Skip to content

Identifying Alcohol Addiction

Understanding alcohol addiction means keeping an eye out for signs that show someone’s relationship with alcohol isn’t healthy. These signs can be about how someone acts, feels, or looks. 

For example, someone might start needing more alcohol to get the same level of drunk, feel really anxious or shaky when they’re not drinking, stop caring about how they look, or start drinking alone or in secret because they’re worried about what others will think.

  • Tolerance: Drinking more over time to get the same buzz.
  • Withdrawal symptoms: Feeling anxious, having trouble sleeping, feeling sick, shaking, or even having seizures when not drinking.
  • Ignoring how you look: Not bothering with grooming or hygiene.
  • Drinking alone: Keeping alcohol use a secret.
  • Skipping duties: Letting drinking get in the way of work, school, or home life.
  • Ignoring the fallout: Continuing to drink even when it’s causing health, relationship, or legal troubles.

Spotting these signs early can help prevent addiction from getting worse.

Common Signs and Symptoms of Alcohol Addiction

Recognizing alcohol addiction is pivotal in seeking timely intervention. This recognition is based on various physical, behavioral, and psychological signs indicative of an unhealthy relationship with alcohol. Physical symptoms encompass tolerance and withdrawal, alongside a noticeable decline in health and personal care. Behavioral changes include secretive drinking habits and neglect of responsibilities, persisting despite the adverse outcomes on one’s life and relationships (American Psychiatric Association, 2013).
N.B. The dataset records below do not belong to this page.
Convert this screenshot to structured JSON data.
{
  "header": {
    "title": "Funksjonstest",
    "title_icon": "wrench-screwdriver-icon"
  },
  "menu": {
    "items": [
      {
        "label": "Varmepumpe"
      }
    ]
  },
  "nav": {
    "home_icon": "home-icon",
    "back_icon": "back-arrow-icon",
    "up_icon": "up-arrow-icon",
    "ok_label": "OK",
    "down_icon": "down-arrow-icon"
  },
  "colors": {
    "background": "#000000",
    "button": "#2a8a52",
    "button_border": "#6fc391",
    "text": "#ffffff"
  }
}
  • Tolerance develops as individuals require increasing amounts of alcohol to achieve previous effects, a clear signal of escalating dependency (National Institute on Alcohol Abuse and Alcoholism [NIAAA], 2021).
  • Withdrawal symptoms such as anxiety, insomnia, and tremors manifest when alcohol consumption is reduced, highlighting the body’s reliance on the substance (NIAAA, 2021).
  • A decline in personal appearance and hygiene may indicate prioritizing alcohol over self-care (Smith & Wilson, 2020).
  • Drinking in secrecy reflects an awareness of problematic consumption, aiming to elude judgment (Smith & Wilson, 2020).
  • Neglecting responsibilities and persisting use despite negative consequences underscore the disruptive impact of alcohol on daily functioning (American Psychiatric Association, 2013).

These indicators are crucial in identifying the need for professional help to navigate the challenges of addiction.

The Path from Occasional to Dependent

Alcohol addiction doesn’t emerge overnight but progresses through distinct stages, from experimental use to eventual dependence. This trajectory, while variable across individuals, underscores the gradual intensification of alcohol’s role in one’s life (NIAAA, 2021).

  • Experimental use often stems from curiosity without regular consumption patterns.
  • Transitioning to regular use, individuals establish a habitual drinking routine, which may initially appear socially acceptable.
  • Risky use escalates as drinking patterns begin to endanger physical and mental well-being.
  • Problem use denotes a phase where alcohol consumption engenders significant life disruptions, yet intake continues.
  • Dependence marks a critical point where individuals experience a compelling need to drink, accompanied by tolerance and withdrawal symptoms (NIAAA, 2021).

Early recognition and intervention are key in preventing the transition to full-blown dependence.

Alcohol Use vs. Abuse: Defining the Line

Identifying the threshold between alcohol use and abuse is essential. Abuse is characterized by drinking patterns that result in harm to an individual’s health, well-being, or fulfillment of responsibilities. This stage acts as a precursor to addiction, signifying an escalating prioritization of alcohol over other life aspects (American Psychiatric Association, 2013).

When Drinking Becomes a Problem

There’s a fine line between just drinking and drinking too much, which can lead to problems. Drinking turns into a problem when it starts to hurt your health, happiness, and responsibilities. It’s about how often someone drinks, how much they drink, and the negative effects it has.

If drinking starts taking over and causing harm, it’s moving into the territory of abuse, setting the stage for addiction. Spotting this shift early is key to getting help before things get worse.

Alcohol Addiction’s Bigger Impact

Alcohol addiction doesn’t just affect the person drinking; it hits their relationships, work, and overall life quality hard. It can make friendships and family relationships tough, leading to fights, trust issues, and feeling cut off. At work, it might mean not doing as well, fighting with coworkers, or even getting hurt or fired.

  • In relationships: Facing trust problems, arguments, and feeling alone because of how drinking changes behavior.
  • At work: Not performing well, clashing with others, and a higher chance of accidents.

Tackling alcohol addiction is crucial for both the person struggling and everyone around them. By recognizing the signs, understanding how addiction develops, and seeing its wider impact, those affected can start working towards getting the help they need to recover.

Editorial Staff

Editorial Staff